  4. Your screen should be arm’s length away from you and the tilt of your back support adjusted to maintain this position (preventing you leaning forwards or backwards) 
  5. Your lumbar support should be adjusted to follow the natural curve of your lower back, remember everybody is different. Those with a highly curved lower back may benefit from a cushion placed in the small of their back if lumbar support cannot be increased sufficiently. 
  6. Your keyboard and mouse should be as close to you as possible on the desk to prevent overreaching and rounding of the shouldersWrist supports/ cushioning or ergonomic mouse can be beneficial if wrists are the area of complaint. 
  7. Your armrests should be adjusted so that your arms are level with the height of the desk creating a 90degree angle at the elbows.
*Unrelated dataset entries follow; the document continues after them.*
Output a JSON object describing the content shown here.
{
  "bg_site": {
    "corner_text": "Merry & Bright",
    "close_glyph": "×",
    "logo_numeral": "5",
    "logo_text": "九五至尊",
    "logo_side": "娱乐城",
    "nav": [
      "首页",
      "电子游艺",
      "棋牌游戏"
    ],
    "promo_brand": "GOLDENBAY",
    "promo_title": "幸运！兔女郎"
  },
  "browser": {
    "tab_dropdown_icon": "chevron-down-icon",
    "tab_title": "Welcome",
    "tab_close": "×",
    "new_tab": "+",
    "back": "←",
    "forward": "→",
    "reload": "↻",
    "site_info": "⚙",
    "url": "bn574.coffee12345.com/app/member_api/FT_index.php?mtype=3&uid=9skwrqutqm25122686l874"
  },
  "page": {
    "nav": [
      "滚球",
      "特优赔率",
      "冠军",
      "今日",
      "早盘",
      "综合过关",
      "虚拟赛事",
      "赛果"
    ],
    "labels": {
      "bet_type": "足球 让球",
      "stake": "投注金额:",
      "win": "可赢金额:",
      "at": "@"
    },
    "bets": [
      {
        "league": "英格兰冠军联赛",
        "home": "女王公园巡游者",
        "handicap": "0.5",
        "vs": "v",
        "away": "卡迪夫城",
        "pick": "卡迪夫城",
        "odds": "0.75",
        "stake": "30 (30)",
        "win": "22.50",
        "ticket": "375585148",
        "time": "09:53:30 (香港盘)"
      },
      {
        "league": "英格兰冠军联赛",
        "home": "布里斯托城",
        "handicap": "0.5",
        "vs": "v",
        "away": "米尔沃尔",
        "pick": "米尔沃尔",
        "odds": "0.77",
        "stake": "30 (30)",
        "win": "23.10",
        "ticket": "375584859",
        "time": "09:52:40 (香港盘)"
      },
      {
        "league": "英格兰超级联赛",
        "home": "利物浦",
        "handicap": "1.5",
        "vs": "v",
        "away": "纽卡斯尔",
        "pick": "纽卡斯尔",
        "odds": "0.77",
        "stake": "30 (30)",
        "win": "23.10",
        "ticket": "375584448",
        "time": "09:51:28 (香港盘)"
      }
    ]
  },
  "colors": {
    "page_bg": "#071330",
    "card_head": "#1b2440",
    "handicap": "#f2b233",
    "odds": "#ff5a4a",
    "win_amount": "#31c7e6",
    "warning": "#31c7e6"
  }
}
Armrests can be highly advantageous and should be used to allow offload strain on shoulders. Many desk workers overuse their shoulders to hold their arms in position rather than utilising the support of armrests. 

MULTIPLE SCREENS!!– If you work on multiple screens the use the percentage rule to limit rotation through your neck 

  • If you use your screens evenly then place them next to each other so you are looking directly between them. 
  • If you use one more than the other, shift the favoured screen towards the centre of your vision, only rotating to look at the other screen when required. 

LAPTOPS!!- Unfortunately, working on laptops makes it difficult to maintain an optimal posture. Best practise is to place your laptop on a stand or books to elevated to your eyeline and use an external keyboard and mouse that can be placed close to you on the desk. 

It is important to remember to take regular breaks from your desk if you can! One key tip is to set yourself TRIGGERS to remind you to get up, stretch, exercises or take a quick walk. These need to be things that happen ‘little and often’ during your working day 

Example TRIGGERS could be:  

  • Every time you receive an email 
  • Every time you receive a text 
  • Every time someone says your name